I will again urge members of the House to take part in National Volunteer Week and to thank the volunteers in their ridings.

Battle of Vimy Ridge
Statements by Members

11 a.m.

Conservative

Kerry-Lynne Findlay Delta—Richmond East, BC

Mr. Speaker, I rise on the solemn occasion of the 95th anniversary of the World War I Battle of Vimy Ridge, a battle that showcased the exemplary valour of our Canadian soldiers.

I want to particularly commemorate Captain Victor Gordon Tupper of the 16th Battalion. His father was an esteemed lawyer in Vancouver and his grandfather a former prime minister. Gordie's last letter home to his parents and five siblings reads, in part:

I am writing one of these “in case” letters for the third time...If you are reading it now you will know that your youngest son “went under” as proud as Punch on the most glorious day of his life. I am taking my company “over the top” for a mile in the biggest push that has ever been launched...and I trust that it is going to be the greatest factor towards peace....Think of it--one hundred and fifty officers and men who will follow you into hell, if need be....Good-bye, dear Father and Mother, and all of you. Again I say that I am proud to be where I am now.

Captain Tupper died April 9, 1917, at age 21, and is buried with his comrades in Pas-de-Calais, France.

Plast
Statements by Members

April 5th, 2012 / 11 a.m.

Liberal

Ralph Goodale Wascana, SK

Mr. Speaker, Dr. Oleksander Tysovsky is the Lord Baden-Powell of Ukraine. Just five years after Baden-Powell founded the scouting movement in Great Britain, Tysovsky created its counterpart in Ukraine known as Plast. On April 12, Plast will mark its 100th anniversary.

Now an international organization of Ukrainian youth, Plast fosters personal development to help young people grow into conscientious, responsible, valuable citizens of their local, national and world communities, and always with an abiding love for Ukraine.

I remember how excited our former colleague, Borys Wrzesnewskyj, was that day in 2007 when several hundred Plast members from Canada and abroad gathered on Parliament Hill.
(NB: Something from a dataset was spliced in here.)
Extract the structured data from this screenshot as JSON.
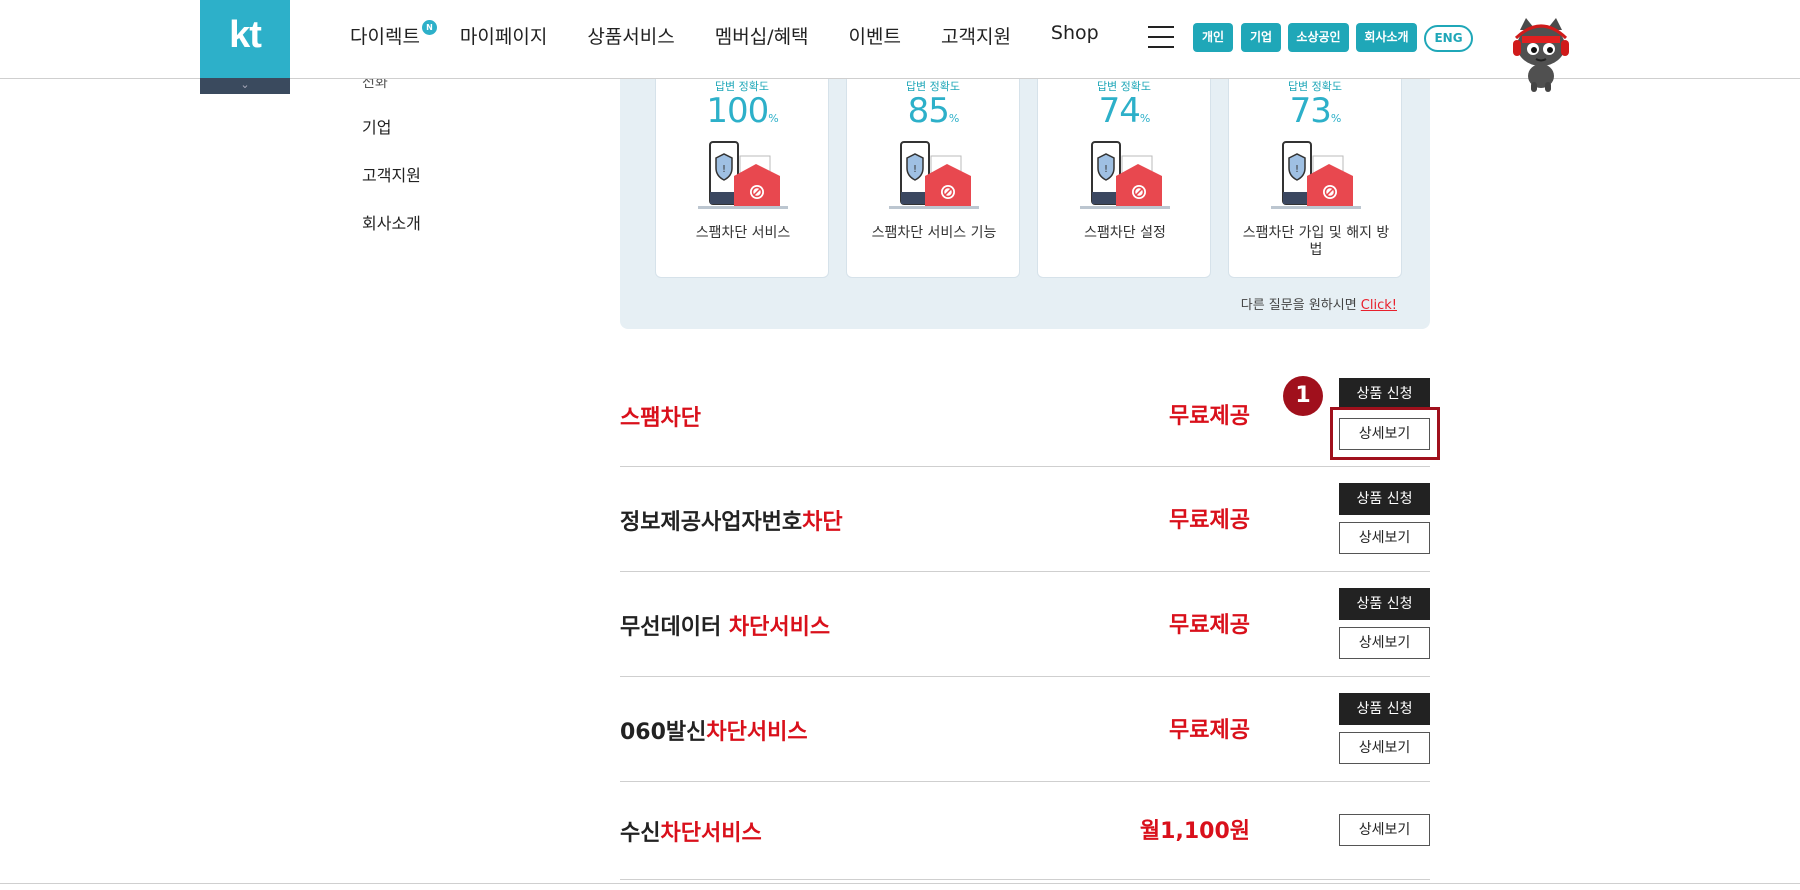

Today we pay tribute to the good work of the Ukrainian scouting movement, including Plast Canada. We salute 1.2 million Ukrainian Canadians and we express again our passion for a genuinely free and democratic Ukraine.